Corrections Association of New Zealand president Alan Whitley said there was one big-ticket item that needed to addressed in the Budget - a final decision to build an upgraded Waikeria prison to its full capacity.

Whitley said the association's members had been working in "atrocious" conditions and that some areas of the prison were closed due to black mould or structural issues.

"The prison was built in 1910 - it's archaic. It's not somewhere you should be trying to rehabilitate prisoners.


"It's just not a place we should be housing prisoners - let alone having people working."

It was supposed to be closed in 2012, and then again in 2015, Whitley said.

A big concern for people working there now was the uncertainty, he said.

"If the new prison is not being built, they are just going to be worried that they are going to close that prison and that there will be more redundancies."

A modern facility would allow for better means of segregating prisoners away from each other and away from staff, he said.

"It's a better rehabilitative environment as well."

New Zealand Police Association president Chris Cahill said the Government had promised 1800 police officers and they were pretty convinced that figure would be confirmed in the budget.

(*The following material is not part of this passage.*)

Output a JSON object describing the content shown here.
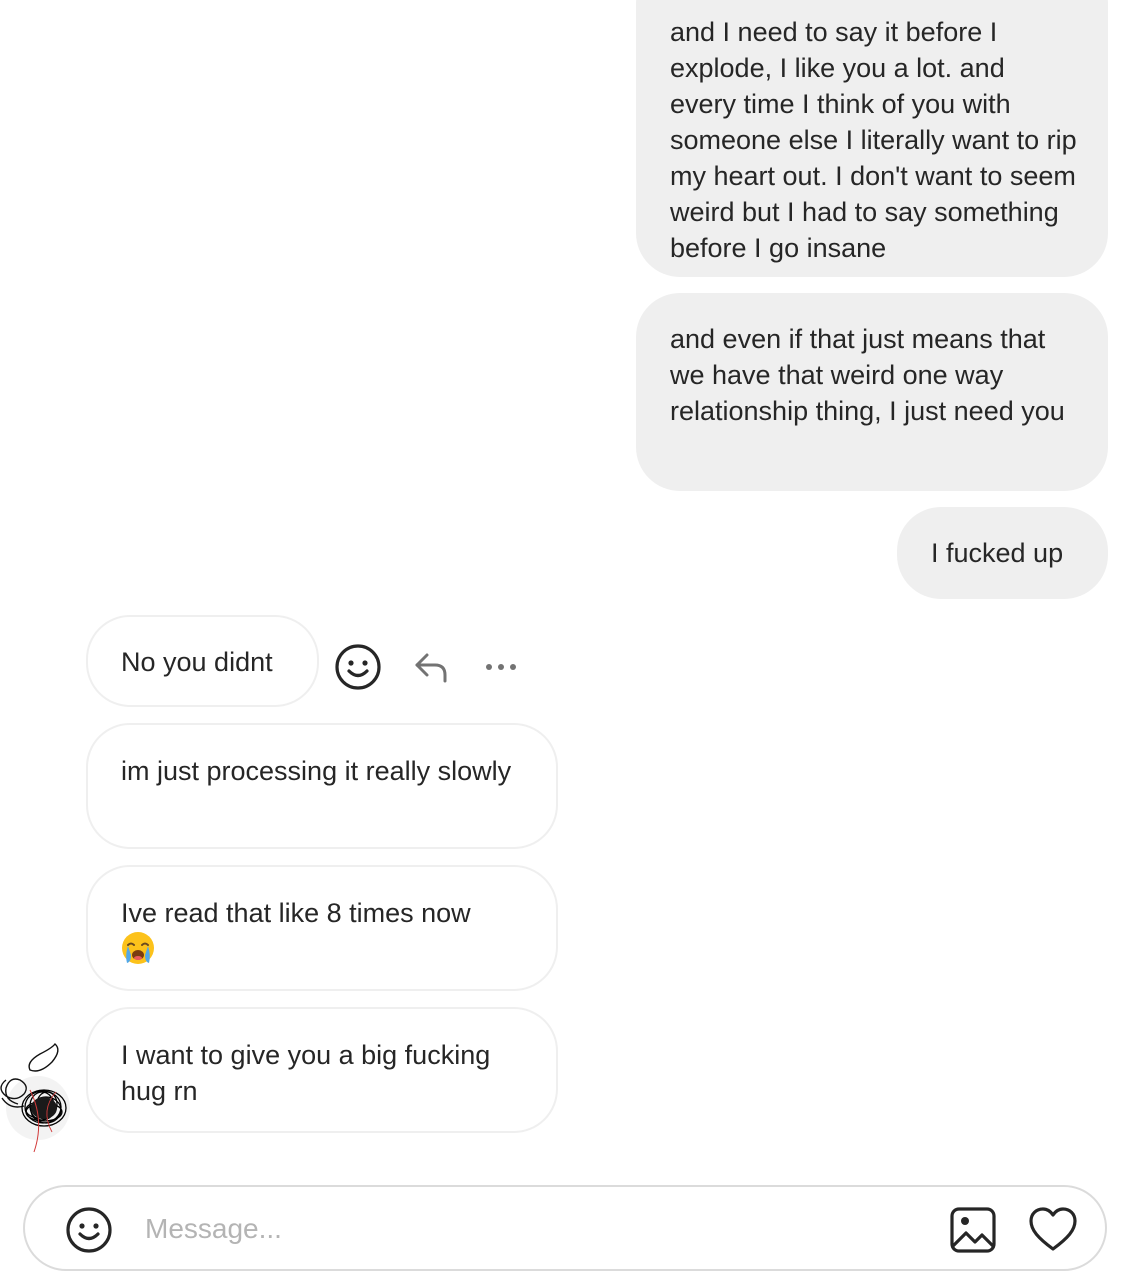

"It will make a real difference. It's a large increase that we are really appreciative of."

New Zealand Police Association president Chris Cahill. Photo / File
New Zealand Police Association president Chris Cahill. Photo / File

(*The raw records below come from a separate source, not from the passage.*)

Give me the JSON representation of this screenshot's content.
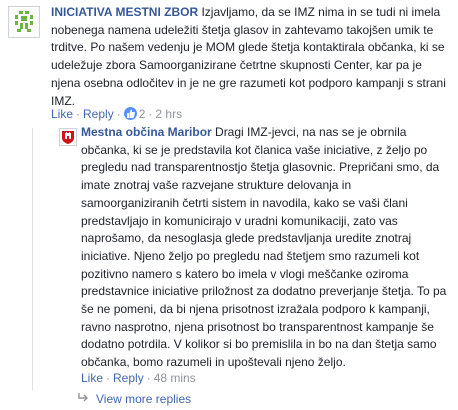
{
  "comment1": {
    "author": "INICIATIVA MESTNI ZBOR",
    "text": " Izjavljamo, da se IMZ nima in se tudi ni imela nobenega namena udeležiti štetja glasov in zahtevamo takojšen umik te trditve. Po našem vedenju je MOM glede štetja kontaktirala občanka, ki se udeležuje zbora Samoorganizirane četrtne skupnosti Center, kar pa je njena osebna odločitev in je ne gre razumeti kot podporo kampanji s strani IMZ.",
    "like_label": "Like",
    "reply_label": "Reply",
    "reactions_count": "2",
    "timestamp": "2 hrs"
  },
  "comment2": {
    "author": "Mestna občina Maribor",
    "text": " Dragi IMZ-jevci, na nas se je obrnila občanka, ki se je predstavila kot članica vaše iniciative, z željo po pregledu nad transparentnostjo štetja glasovnic. Prepričani smo, da imate znotraj vaše razvejane strukture delovanja in samoorganiziranih četrti sistem in navodila, kako se vaši člani predstavljajo in komunicirajo v uradni komunikaciji, zato vas naprošamo, da nesoglasja glede predstavljanja uredite znotraj iniciative. Njeno željo po pregledu nad štetjem smo razumeli kot pozitivno namero s katero bo imela v vlogi meščanke oziroma predstavnice iniciative priložnost za dodatno preverjanje štetja. To pa še ne pomeni, da bi njena prisotnost izražala podporo k kampanji, ravno nasprotno, njena prisotnost bo transparentnost kampanje še dodatno potrdila. V kolikor si bo premislila in bo na dan štetja samo občanka, bomo razumeli in upoštevali njeno željo.",
    "like_label": "Like",
    "reply_label": "Reply",
    "timestamp": "48 mins"
  },
  "view_more_label": "View more replies",
  "colors": {
    "link": "#365899",
    "action": "#4267b2",
    "meta": "#90949c",
    "logo_green": "#6cb33f",
    "crest_red": "#d0121b"
  },
  "icons": {
    "avatar1": "initiative-logo-icon",
    "avatar2": "maribor-crest-icon",
    "reaction": "like-thumb-icon",
    "view_more": "reply-arrow-icon"
  }
}
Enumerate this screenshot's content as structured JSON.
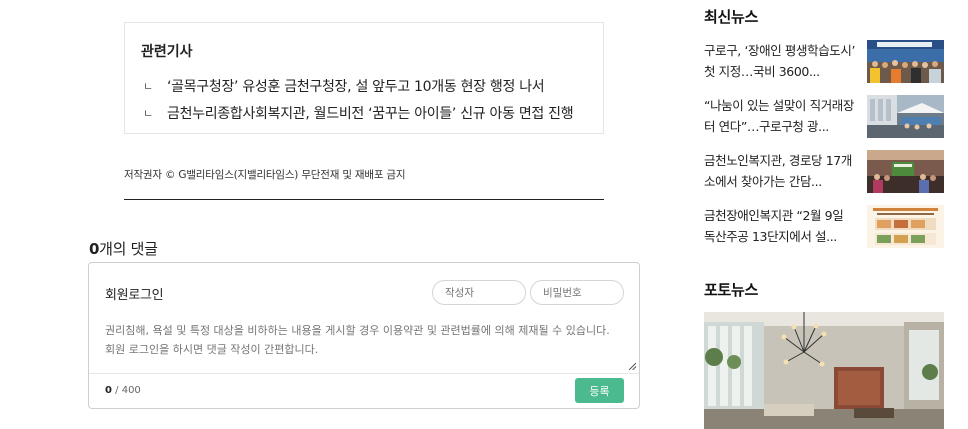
{
  "related": {
    "title": "관련기사",
    "items": [
      {
        "arrow": "ㄴ",
        "text": "‘골목구청장’ 유성훈 금천구청장, 설 앞두고 10개동 현장 행정 나서"
      },
      {
        "arrow": "ㄴ",
        "text": "금천누리종합사회복지관, 월드비전 ‘꿈꾸는 아이들’ 신규 아동 면접 진행"
      }
    ]
  },
  "copyright": "저작권자 © G밸리타임스(지밸리타임스) 무단전재 및 재배포 금지",
  "comments": {
    "count": "0",
    "count_suffix": "개의 댓글",
    "login_label": "회원로그인",
    "author_placeholder": "작성자",
    "password_placeholder": "비밀번호",
    "textarea_placeholder": "권리침해, 욕설 및 특정 대상을 비하하는 내용을 게시할 경우 이용약관 및 관련법률에 의해 제재될 수 있습니다. 회원 로그인을 하시면 댓글 작성이 간편합니다.",
    "char_count": "0",
    "char_max": "/ 400",
    "submit_label": "등록",
    "submit_color": "#4cba8f"
  },
  "sidebar": {
    "latest_title": "최신뉴스",
    "latest": [
      {
        "title": "구로구, ‘장애인 평생학습도시’ 첫 지정…국비 3600..."
      },
      {
        "title": "“나눔이 있는 설맞이 직거래장터 연다”…구로구청 광..."
      },
      {
        "title": "금천노인복지관, 경로당 17개소에서 찾아가는 간담..."
      },
      {
        "title": "금천장애인복지관 “2월 9일 독산주공 13단지에서 설..."
      }
    ],
    "photo_title": "포토뉴스"
  }
}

They wanted to see the number confirmed and hoped to see that those extra police officers would be fully funded, he said.

"There's no point in giving them if they are not going to fund them properly because that will just be a drain on operational policing."

Hand in hand with that figure, there would need to be more support staff to ensure that those 1800 were successful, Cahill said.

The police had faced an increase in demand but no increase in staff, he said.

"Ten per cent year on year around family violence, mental health callouts - all those sorts of things," he said.

"We really need to get front-line staff out there on the street and make sure that it's fully funded and that they are going to keep it coming over the next three years."

The organisation was keen to see what kind of commitment would be made to mental health services in the Budget, he said.

"Up to 20 per cent of front-line officers' time is spent on mental health callouts," Cahill said.

"A lot of the time these people shouldn't really be interacting with police, they should be interacting with mental health services but there just isn't the quantity of those services - especially in provincial New Zealand."

The Police Association was pleased to see the announced boost in funding for family violence services which would get a 30 per cent increase in total funding of $76.2 million more over four years.

The raise was announced by Prime Minister Jacinda Ardern at a Salvation Army event in Wellington last week.

"It's all well and good for police to deal with what is happening at the immediate time but there needs to be those other government resources that can come in and fix the long-term issues for those families," Cahill said.